■ **WHAT THE TASK REQUIRES**: The answer must be every line of the records in which the string "https" appears.

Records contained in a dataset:
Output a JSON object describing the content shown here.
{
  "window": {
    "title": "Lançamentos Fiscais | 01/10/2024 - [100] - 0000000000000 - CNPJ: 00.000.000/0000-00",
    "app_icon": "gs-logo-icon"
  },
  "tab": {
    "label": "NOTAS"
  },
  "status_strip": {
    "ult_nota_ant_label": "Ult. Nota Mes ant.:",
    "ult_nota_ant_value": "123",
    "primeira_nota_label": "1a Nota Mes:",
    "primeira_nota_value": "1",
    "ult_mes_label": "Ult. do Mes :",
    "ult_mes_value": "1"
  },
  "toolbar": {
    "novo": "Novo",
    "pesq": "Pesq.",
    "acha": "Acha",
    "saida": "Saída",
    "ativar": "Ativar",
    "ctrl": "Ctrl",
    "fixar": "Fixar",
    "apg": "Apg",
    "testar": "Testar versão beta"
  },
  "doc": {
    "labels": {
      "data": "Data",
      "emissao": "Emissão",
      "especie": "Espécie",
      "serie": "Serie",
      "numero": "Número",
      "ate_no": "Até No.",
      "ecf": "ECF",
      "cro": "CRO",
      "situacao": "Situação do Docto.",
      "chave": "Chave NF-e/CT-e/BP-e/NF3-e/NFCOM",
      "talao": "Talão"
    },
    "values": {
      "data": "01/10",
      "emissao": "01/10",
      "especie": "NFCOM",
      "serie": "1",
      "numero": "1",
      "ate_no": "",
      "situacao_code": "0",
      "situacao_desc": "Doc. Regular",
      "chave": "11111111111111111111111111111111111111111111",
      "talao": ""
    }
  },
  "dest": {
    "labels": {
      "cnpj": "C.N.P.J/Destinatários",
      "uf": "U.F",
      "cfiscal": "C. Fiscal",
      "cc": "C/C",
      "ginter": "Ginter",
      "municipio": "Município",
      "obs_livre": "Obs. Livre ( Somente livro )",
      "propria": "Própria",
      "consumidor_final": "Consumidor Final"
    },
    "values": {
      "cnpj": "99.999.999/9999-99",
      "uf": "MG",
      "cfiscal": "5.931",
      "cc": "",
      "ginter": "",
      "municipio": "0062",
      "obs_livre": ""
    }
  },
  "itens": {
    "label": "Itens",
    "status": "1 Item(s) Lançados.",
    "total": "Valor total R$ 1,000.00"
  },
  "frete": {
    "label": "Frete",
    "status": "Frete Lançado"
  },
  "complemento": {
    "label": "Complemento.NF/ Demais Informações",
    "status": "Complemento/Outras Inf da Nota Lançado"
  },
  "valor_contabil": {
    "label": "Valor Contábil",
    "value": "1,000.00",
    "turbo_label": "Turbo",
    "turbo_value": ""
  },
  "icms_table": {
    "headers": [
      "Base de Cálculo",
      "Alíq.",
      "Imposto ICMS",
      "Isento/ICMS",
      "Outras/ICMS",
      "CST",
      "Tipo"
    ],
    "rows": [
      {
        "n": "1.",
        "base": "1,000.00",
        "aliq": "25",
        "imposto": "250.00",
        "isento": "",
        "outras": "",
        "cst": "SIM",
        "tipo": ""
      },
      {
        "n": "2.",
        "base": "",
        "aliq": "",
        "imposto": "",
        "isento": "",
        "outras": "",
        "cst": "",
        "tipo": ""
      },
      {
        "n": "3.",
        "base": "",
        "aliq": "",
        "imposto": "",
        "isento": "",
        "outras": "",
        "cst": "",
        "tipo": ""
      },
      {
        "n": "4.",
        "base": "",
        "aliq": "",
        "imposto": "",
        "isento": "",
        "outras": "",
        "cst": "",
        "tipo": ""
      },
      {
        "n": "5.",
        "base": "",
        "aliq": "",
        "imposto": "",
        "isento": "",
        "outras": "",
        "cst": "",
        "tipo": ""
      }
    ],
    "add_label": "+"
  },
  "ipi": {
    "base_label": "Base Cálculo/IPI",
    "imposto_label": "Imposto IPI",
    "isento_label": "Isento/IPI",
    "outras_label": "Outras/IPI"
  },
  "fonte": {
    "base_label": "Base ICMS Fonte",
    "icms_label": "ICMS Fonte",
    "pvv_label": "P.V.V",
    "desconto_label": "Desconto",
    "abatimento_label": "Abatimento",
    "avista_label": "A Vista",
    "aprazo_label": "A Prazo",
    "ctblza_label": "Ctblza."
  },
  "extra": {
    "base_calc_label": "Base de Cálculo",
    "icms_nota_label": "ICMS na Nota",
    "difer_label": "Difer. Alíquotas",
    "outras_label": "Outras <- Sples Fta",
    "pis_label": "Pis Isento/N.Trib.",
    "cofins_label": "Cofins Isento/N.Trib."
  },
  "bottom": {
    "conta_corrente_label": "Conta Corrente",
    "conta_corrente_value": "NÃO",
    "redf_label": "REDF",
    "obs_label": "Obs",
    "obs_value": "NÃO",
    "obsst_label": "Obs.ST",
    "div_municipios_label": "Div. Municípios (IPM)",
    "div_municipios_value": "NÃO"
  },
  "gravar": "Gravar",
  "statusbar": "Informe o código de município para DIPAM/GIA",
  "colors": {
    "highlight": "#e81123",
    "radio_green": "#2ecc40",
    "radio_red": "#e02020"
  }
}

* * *

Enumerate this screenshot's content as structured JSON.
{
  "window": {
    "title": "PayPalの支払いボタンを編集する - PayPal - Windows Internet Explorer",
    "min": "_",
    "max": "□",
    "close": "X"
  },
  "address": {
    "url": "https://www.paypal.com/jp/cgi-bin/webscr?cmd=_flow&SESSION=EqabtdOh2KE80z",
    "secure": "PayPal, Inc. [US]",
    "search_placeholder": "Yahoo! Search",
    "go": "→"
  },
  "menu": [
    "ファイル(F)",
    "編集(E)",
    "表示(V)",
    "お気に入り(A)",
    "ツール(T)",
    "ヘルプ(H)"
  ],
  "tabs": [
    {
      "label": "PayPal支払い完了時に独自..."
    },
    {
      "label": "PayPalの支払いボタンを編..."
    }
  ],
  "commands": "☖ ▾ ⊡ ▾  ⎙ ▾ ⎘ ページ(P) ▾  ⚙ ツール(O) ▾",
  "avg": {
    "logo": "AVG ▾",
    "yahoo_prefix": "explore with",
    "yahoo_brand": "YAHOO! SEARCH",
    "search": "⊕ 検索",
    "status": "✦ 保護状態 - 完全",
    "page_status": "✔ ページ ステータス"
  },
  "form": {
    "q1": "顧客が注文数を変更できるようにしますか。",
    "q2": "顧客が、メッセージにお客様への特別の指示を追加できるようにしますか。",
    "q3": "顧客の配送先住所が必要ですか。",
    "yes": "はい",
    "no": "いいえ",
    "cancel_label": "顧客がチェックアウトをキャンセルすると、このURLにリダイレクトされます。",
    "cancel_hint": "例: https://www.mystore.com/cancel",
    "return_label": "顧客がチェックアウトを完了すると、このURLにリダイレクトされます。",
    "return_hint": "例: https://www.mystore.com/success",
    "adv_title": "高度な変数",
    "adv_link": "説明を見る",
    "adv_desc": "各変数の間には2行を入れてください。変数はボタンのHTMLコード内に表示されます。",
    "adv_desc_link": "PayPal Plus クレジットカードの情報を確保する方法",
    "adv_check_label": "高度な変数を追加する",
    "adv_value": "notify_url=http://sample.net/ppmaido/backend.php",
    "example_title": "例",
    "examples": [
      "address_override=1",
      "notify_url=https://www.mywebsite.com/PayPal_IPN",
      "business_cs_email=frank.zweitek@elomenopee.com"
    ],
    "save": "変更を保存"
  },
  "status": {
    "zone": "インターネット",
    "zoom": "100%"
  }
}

■ **OUTPUT BELOW**:
    "url": "https://www.paypal.com/jp/cgi-bin/webscr?cmd=_flow&SESSION=EqabtdOh2KE80z",
    "cancel_hint": "例: https://www.mystore.com/cancel",
    "return_hint": "例: https://www.mystore.com/success",
      "notify_url=https://www.mywebsite.com/PayPal_IPN",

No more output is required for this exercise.